No water = no food. No water + no food = no life. It’s that simple and yet human beings here and around the world have done nearly everything possible to pollute the world’s water supply and to treat it with contempt. We are water and we live on a planet where water makes everything possible. In our own Slow Food chapter, the single most important element in our environment is the Russian River, a small badly abused body of water as far rivers go and yet essential to the agriculture, the recreation and the spiritual life of the entire region. Especially in this drought.
I’ve know the Russian ever since I first arrived in Sonoma County in the winter of 1975-1976, the start of a drought that transformed the ways that citizens lived in California. Just last week I went to see the Russian at its mouth in Jenner. I stood on the shore and heard myself say, “It’s a beautiful river, a soothing river, a river that has provided me with moments of joy and even ecstasy.” It was amazing to me to see water in the Russian at Jenner. After all, we take heaps of water everyday from the river for our vineyards, ranches, farms, gardens, showers, swimming pools and more. Often without giving thanks. Often with a sense of entitlement as though the river exists to serve us.
It’s about time that we came to see and to appreciate the holiness of the Russian River and of all rivers and all waterways and watersheds on the planet Earth.
Most of the fruits and vegetables that we eat are largely made up of water. A friend of mine who grows and sells vegetables for a living likes to say that he grows water disguised as carrots and tomatoes and cucumbers. I water my own plants and treasure every drop I give to them.
Almost everywhere I go I hear friends and strangers talk about water and rain and drought. I don’t know anyone who hasn’t been affected by the long dry spell that we’re in. Perhaps we might get together as a group and have nothing more and nothing less than a glass of water and to see what follows from the experience of drinking water together. Sometimes less is more. Perhaps we might meditate on water. And so into the world as apostles for holy water.
And perhaps we might remember that as individuals and as a society we need to be resilient. We have to be ready for anything and everything that comes our way, whether it’s more drought or so much rain that the Russian River will roar along, taking huge trees and big chunks of the earth with it out to sea. Most likely in the future we’ll face more extremes in terms of weather, with hotter, drier days and colder, wetter days, too. We’ll have summer in March and winter in May as we did this past year.

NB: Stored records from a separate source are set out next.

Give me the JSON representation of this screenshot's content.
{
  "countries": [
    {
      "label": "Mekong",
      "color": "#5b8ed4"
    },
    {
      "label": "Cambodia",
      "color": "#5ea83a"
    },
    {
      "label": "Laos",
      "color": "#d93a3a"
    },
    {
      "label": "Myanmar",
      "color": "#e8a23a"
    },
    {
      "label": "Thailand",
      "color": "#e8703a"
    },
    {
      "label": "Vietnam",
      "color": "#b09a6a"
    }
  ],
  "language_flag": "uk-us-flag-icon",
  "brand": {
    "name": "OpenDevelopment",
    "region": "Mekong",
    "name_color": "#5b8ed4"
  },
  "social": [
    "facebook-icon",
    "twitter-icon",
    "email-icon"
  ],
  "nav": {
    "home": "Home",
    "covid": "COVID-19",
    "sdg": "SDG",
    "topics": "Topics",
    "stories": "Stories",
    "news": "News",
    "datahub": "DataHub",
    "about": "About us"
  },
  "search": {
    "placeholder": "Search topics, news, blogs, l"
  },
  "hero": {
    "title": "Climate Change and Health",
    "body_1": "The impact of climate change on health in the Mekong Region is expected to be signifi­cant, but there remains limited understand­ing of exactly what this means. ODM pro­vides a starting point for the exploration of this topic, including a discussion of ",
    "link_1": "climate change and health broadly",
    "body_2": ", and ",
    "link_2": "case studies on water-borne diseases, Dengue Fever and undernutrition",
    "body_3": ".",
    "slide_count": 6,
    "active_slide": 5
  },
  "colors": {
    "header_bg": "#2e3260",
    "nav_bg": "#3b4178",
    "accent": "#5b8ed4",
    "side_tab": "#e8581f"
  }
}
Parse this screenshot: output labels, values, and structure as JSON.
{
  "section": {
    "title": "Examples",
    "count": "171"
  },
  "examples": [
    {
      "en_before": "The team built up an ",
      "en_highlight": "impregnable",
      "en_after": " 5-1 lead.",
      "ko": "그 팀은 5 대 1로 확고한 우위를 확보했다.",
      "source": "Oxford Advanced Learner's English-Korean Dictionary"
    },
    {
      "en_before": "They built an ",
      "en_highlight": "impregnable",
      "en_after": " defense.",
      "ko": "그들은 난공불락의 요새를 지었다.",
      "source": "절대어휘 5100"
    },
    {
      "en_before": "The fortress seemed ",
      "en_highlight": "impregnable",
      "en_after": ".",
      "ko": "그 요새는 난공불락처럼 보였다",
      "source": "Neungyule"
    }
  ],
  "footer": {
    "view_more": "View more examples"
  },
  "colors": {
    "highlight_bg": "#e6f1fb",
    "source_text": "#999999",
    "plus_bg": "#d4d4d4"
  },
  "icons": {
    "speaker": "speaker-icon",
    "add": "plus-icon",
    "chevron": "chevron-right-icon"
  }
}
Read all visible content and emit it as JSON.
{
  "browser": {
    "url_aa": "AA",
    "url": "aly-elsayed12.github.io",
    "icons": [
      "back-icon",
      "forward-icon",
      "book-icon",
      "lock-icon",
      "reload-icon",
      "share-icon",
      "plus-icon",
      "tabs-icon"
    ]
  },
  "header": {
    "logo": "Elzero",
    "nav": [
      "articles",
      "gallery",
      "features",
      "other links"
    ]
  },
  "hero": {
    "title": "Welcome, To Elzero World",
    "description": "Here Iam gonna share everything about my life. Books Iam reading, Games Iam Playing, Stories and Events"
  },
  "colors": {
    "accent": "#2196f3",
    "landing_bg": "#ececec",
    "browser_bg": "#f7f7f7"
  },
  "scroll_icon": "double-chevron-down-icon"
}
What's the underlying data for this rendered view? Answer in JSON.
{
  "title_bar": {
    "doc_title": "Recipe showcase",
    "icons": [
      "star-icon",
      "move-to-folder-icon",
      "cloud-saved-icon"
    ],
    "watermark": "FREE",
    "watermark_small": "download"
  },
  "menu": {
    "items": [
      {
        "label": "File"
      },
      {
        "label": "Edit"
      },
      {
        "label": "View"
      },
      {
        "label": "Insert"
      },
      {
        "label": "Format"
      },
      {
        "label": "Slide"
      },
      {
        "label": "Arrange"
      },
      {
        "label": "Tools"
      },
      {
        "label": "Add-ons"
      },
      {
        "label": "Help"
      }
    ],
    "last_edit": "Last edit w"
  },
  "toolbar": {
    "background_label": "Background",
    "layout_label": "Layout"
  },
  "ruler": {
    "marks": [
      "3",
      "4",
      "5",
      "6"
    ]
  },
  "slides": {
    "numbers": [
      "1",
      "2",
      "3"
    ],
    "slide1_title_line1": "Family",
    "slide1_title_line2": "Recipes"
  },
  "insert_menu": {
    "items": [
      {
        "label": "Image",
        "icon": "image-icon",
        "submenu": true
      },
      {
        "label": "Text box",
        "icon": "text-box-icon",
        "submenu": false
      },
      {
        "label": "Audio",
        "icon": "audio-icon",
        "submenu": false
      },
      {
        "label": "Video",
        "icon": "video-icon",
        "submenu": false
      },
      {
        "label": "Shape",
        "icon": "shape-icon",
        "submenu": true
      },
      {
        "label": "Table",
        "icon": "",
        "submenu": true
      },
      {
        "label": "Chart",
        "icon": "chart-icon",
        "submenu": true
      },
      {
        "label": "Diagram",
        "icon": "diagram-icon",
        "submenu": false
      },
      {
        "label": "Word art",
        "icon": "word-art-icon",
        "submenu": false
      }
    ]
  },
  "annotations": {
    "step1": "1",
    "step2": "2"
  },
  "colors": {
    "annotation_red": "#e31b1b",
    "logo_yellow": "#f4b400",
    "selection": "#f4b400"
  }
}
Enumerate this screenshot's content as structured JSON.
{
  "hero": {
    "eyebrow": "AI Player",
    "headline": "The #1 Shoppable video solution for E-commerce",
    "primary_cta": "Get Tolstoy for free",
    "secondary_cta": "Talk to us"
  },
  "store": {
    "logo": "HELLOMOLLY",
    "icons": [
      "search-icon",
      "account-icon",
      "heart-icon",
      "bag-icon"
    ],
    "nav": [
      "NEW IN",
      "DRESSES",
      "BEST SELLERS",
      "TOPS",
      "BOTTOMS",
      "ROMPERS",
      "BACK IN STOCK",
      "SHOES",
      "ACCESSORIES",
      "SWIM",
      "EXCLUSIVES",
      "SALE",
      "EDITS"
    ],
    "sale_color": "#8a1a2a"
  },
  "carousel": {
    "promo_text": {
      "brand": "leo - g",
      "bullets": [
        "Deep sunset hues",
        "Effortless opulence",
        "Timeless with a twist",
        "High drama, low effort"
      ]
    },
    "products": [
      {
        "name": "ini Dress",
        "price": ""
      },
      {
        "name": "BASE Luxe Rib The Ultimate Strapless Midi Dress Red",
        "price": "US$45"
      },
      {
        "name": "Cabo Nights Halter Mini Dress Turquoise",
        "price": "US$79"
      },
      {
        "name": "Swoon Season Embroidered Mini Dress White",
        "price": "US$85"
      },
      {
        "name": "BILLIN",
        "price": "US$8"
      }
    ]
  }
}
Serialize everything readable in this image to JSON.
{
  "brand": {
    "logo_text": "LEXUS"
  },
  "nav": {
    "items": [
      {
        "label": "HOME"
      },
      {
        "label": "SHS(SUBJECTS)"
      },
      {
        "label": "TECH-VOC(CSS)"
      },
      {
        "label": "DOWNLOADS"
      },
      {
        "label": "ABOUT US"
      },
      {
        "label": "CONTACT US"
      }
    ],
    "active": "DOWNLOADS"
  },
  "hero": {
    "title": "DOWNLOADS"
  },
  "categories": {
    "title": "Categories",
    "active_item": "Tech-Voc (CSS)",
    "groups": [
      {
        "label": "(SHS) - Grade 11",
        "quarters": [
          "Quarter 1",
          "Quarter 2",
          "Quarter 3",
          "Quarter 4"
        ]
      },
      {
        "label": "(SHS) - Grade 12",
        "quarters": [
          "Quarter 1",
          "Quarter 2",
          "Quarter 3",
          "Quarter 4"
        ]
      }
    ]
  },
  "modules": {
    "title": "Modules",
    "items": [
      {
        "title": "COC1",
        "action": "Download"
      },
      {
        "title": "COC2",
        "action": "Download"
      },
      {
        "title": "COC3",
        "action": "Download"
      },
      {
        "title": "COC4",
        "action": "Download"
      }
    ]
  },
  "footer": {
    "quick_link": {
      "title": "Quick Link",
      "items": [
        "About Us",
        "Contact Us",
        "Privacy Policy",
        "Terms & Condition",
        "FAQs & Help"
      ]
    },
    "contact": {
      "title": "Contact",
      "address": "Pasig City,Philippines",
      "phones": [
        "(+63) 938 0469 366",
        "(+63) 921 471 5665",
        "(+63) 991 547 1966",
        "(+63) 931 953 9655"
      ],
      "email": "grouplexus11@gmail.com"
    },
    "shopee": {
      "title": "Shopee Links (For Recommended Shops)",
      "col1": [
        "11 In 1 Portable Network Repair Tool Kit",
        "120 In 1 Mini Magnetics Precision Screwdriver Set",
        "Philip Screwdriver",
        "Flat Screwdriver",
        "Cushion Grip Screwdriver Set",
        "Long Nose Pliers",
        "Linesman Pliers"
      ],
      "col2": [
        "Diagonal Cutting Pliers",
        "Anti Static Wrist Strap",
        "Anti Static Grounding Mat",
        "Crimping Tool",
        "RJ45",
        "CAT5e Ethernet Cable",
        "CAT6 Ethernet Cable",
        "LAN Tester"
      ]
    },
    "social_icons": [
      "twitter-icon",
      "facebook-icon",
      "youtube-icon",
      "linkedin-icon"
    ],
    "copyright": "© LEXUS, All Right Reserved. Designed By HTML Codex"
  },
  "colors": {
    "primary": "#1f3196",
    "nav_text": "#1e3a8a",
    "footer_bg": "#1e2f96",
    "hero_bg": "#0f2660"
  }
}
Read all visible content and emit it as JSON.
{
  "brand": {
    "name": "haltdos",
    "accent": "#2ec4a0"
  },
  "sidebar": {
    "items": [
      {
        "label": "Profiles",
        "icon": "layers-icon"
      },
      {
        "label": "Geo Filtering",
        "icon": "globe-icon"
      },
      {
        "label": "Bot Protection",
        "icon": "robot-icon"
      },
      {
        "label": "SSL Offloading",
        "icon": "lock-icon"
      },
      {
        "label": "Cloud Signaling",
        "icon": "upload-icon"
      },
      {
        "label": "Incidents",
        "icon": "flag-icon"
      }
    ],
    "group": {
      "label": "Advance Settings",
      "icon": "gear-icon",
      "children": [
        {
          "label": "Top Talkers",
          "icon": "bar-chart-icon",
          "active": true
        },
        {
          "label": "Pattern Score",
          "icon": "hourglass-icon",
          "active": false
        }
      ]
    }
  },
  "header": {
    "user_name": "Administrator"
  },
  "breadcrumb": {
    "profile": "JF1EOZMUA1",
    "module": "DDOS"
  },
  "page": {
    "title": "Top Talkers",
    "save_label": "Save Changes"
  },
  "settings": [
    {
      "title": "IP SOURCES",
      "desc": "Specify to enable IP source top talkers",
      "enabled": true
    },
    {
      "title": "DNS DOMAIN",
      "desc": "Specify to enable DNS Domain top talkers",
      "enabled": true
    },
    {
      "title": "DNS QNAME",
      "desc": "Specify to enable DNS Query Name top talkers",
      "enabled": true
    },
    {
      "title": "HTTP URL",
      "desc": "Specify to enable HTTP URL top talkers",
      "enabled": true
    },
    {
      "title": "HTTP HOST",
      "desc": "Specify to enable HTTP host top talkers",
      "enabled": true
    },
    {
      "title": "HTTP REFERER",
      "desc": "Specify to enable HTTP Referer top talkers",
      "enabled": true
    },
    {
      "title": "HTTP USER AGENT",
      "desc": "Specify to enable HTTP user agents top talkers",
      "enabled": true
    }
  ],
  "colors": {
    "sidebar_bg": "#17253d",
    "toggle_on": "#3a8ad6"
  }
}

I’m thankful for the ripe vegetables and the fruits on my kitchen counter. They wouldn’t be there with if weren’t for water. I know how blessed we are in Sonoma to have the Russian River and to be able to turn on our faucets and get running water even in this drought. I have relatives who live in parts of the world where people who make the equivalent of $3 a day have to buy water by the bucket for 25 cents. I have friends in India who experience terrible drought and monsoon.
Perhaps we might have similar conditions in California. If we do we’ll have to be prepared to survive. We’ll have to save water and treat water as holy. Civilizations around the world have died, though they had both water and power. Before I sleep tonight I’ll say a prayer for water. Maybe these words will prompt you to think about what water means to you and how you might treat it with the awe and reverence it deserves.
Jonah Raskin is a member of Slow Food Russian River.